THE PROBLEM: Each line of the records that includes "Bokaro" should be found and copied.

Web page and app entries:
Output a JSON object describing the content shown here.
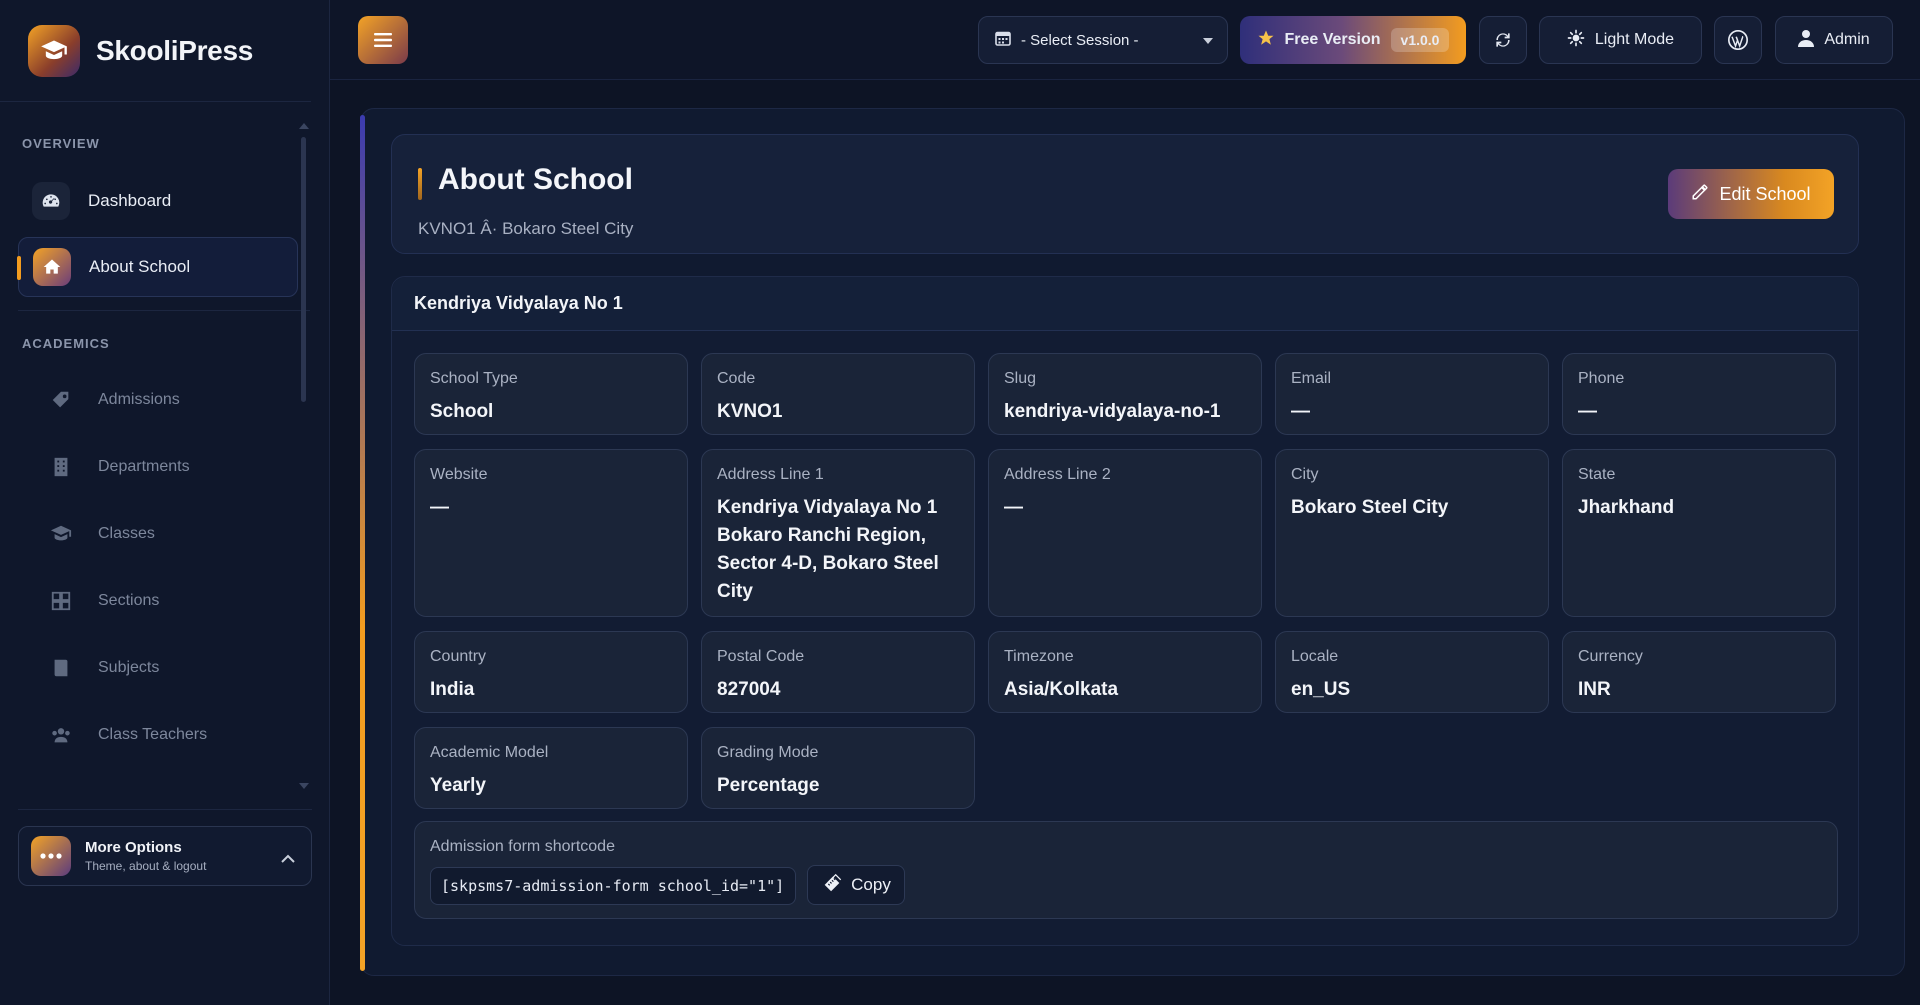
{
  "brand": {
    "name": "SkooliPress"
  },
  "sidebar": {
    "sections": {
      "overview": "OVERVIEW",
      "academics": "ACADEMICS"
    },
    "items": [
      {
        "label": "Dashboard",
        "icon": "gauge-icon"
      },
      {
        "label": "About School",
        "icon": "home-icon",
        "active": true
      },
      {
        "label": "Admissions",
        "icon": "tag-icon"
      },
      {
        "label": "Departments",
        "icon": "building-icon"
      },
      {
        "label": "Classes",
        "icon": "graduation-cap-icon"
      },
      {
        "label": "Sections",
        "icon": "grid-icon"
      },
      {
        "label": "Subjects",
        "icon": "book-icon"
      },
      {
        "label": "Class Teachers",
        "icon": "users-icon"
      }
    ],
    "more_options": {
      "title": "More Options",
      "subtitle": "Theme, about & logout"
    }
  },
  "topbar": {
    "session_label": "- Select Session -",
    "free_version": "Free Version",
    "version": "v1.0.0",
    "light_mode": "Light Mode",
    "admin": "Admin"
  },
  "header": {
    "title": "About School",
    "subtitle": "KVNO1 Â· Bokaro Steel City",
    "edit_label": "Edit School"
  },
  "school": {
    "name": "Kendriya Vidyalaya No 1",
    "fields": [
      {
        "label": "School Type",
        "value": "School"
      },
      {
        "label": "Code",
        "value": "KVNO1"
      },
      {
        "label": "Slug",
        "value": "kendriya-vidyalaya-no-1"
      },
      {
        "label": "Email",
        "value": "—"
      },
      {
        "label": "Phone",
        "value": "—"
      },
      {
        "label": "Website",
        "value": "—"
      },
      {
        "label": "Address Line 1",
        "value": "Kendriya Vidyalaya No 1 Bokaro Ranchi Region, Sector 4-D, Bokaro Steel City"
      },
      {
        "label": "Address Line 2",
        "value": "—"
      },
      {
        "label": "City",
        "value": "Bokaro Steel City"
      },
      {
        "label": "State",
        "value": "Jharkhand"
      },
      {
        "label": "Country",
        "value": "India"
      },
      {
        "label": "Postal Code",
        "value": "827004"
      },
      {
        "label": "Timezone",
        "value": "Asia/Kolkata"
      },
      {
        "label": "Locale",
        "value": "en_US"
      },
      {
        "label": "Currency",
        "value": "INR"
      },
      {
        "label": "Academic Model",
        "value": "Yearly"
      },
      {
        "label": "Grading Mode",
        "value": "Percentage"
      }
    ],
    "shortcode": {
      "label": "Admission form shortcode",
      "code": "[skpsms7-admission-form school_id=\"1\"]",
      "copy_label": "Copy"
    }
  },
  "colors": {
    "accent": "#f39c1f",
    "background": "#0d1425",
    "card": "#1a2438"
  }
}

ANSWER TO THIS PROBLEM:
    "subtitle": "KVNO1 Â· Bokaro Steel City",
        "value": "Kendriya Vidyalaya No 1 Bokaro Ranchi Region, Sector 4-D, Bokaro Steel City"
        "value": "Bokaro Steel City"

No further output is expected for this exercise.